“OVERSTATEMENT”: Court Throws Shade on Ninth Circuit’s Big ATDS Ruling– But Follows It Anyway in Massive TCPA Case Against Porch
There are a few really big and interested cases going on in TCPAWorld right now.
Perhaps my favorite one to write about is the case of Dawson v. Porch. This is the case involving Dr. Evil– LawHQ’s Tom Alvord–who has invented an app to basically robo-file TCPA lawsuits with a left swipe. Here he is talking about it:
But before he mass-commoditized TCPA lawsuits he found a way to hack into a company called Porch’s database of scraped data leads to rustle up a huge number of Plaintiffs to join him in a mass TCPA suit.
So the Dawson case continues to grow– Alvord now has 942 Plaintiffs.

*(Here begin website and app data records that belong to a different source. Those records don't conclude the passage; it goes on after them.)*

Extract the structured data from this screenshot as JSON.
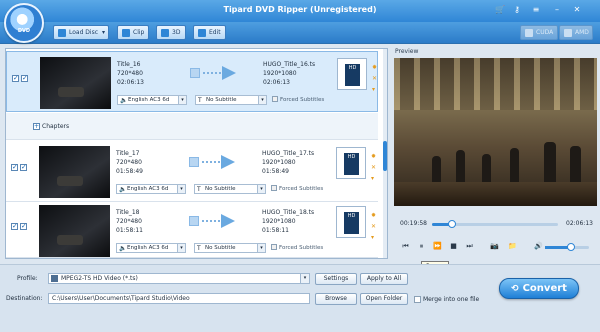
{
  "window": {
    "title": "Tipard DVD Ripper (Unregistered)",
    "logo_text": "DVD"
  },
  "toolbar": {
    "load_disc": "Load Disc",
    "clip": "Clip",
    "threed": "3D",
    "edit": "Edit",
    "cuda": "CUDA",
    "amd": "AMD"
  },
  "titles": [
    {
      "name": "Title_16",
      "resolution": "720*480",
      "duration": "02:06:13",
      "output_name": "HUGO_Title_16.ts",
      "output_resolution": "1920*1080",
      "output_duration": "02:06:13",
      "audio": "English AC3 6d",
      "subtitle": "No Subtitle",
      "forced": "Forced Subtitles",
      "selected": true
    },
    {
      "name": "Title_17",
      "resolution": "720*480",
      "duration": "01:58:49",
      "output_name": "HUGO_Title_17.ts",
      "output_resolution": "1920*1080",
      "output_duration": "01:58:49",
      "audio": "English AC3 6d",
      "subtitle": "No Subtitle",
      "forced": "Forced Subtitles",
      "selected": false
    },
    {
      "name": "Title_18",
      "resolution": "720*480",
      "duration": "01:58:11",
      "output_name": "HUGO_Title_18.ts",
      "output_resolution": "1920*1080",
      "output_duration": "01:58:11",
      "audio": "English AC3 6d",
      "subtitle": "No Subtitle",
      "forced": "Forced Subtitles",
      "selected": false
    }
  ],
  "chapters_label": "Chapters",
  "preview": {
    "label": "Preview",
    "current_time": "00:19:58",
    "total_time": "02:06:13",
    "progress": 0.16,
    "volume": 0.6,
    "tooltip": "Pause"
  },
  "bottom": {
    "profile_label": "Profile:",
    "profile_value": "MPEG2-TS HD Video (*.ts)",
    "settings": "Settings",
    "apply_all": "Apply to All",
    "destination_label": "Destination:",
    "destination_value": "C:\\Users\\User\\Documents\\Tipard Studio\\Video",
    "browse": "Browse",
    "open_folder": "Open Folder",
    "merge": "Merge into one file",
    "convert": "Convert"
  },
  "colors": {
    "accent": "#2f86d6",
    "selected_row": "#d9ebfb"
  }
}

Each one of these individuals is claiming Porch violated the TCPA in making cold calls to it, in addition to claims under the Washington CEMA–a very dangerous mini-TCPA.
Well in the latest ruling out of the case the Plaintiffs tried to amend the complaint to allege that an ATDS was used to send the texts under Facebook.
The Defendant urged the court to reject the amendments–which would make the case even more dangerous–urging that under Borden only allegations that numbers were completely made up suffices to state a claim.
The Court in Dawson v. Porch, 2023 WL 3947831 (W.D. Wash. June 11, 2023) agreed, but did so only after throwing a bit of shade at the Ninth Circuit. Check this out:
The Court notes that, contrary to the Ninth Circuit’s discussion in Borden, 532 F.4 th at 1233, neither the statutory text nor the Supreme Court’s Duguid decision is wholly supportive of this interpretation of the TCPA. The statute defines an ATDS as equipment which uses a random or sequential number generator to store or produce telephone numbers. Production of a telephone number is not, therefore, the sine qua non of an ATDS: storage of telephone numbers using a random or sequential number generator would also suffice. Duguid acknowledges that, “as a matter of ordinary parlance, it is odd to say that a piece of equipment ‘stores’ numbers using a random number ‘generator,’ ” but goes on to explain that patents for such devices have been granted since 1988. 141 S. Ct. at 1171-72. The Supreme Court suggested in a footnote that “an autodialer might use a random number generator to determine the order in which to pick phone numbers from a preproduced list” and “then store those numbers to be dialed at a later time.” Id. at 1172 n.7. Borden’s holding that an ATDS “must generate and dial random or sequential telephone numbers” may therefore be an overstatement. 53 F.4 th at 1231 (emphasis omitted).
You dont see a district court telling an appellate court panel they got something wrong very often. But in the Dawson court’s defense– Borden’s central holding is definitely wrong and a re-write of the statute. (See here to learn more.)
Nonetheless Dawson followed Borden –as it had to–and denied the Plaintiffs the right to pursue their ATDS claim.
The Dawson court also rejected the Plaintiffs’ alternative (creative) argument that Porch scraping numbers from the internet “at random” was the same thing as generating numbers randomly. hahaha at that.
We’ll keep an eye on this one for you.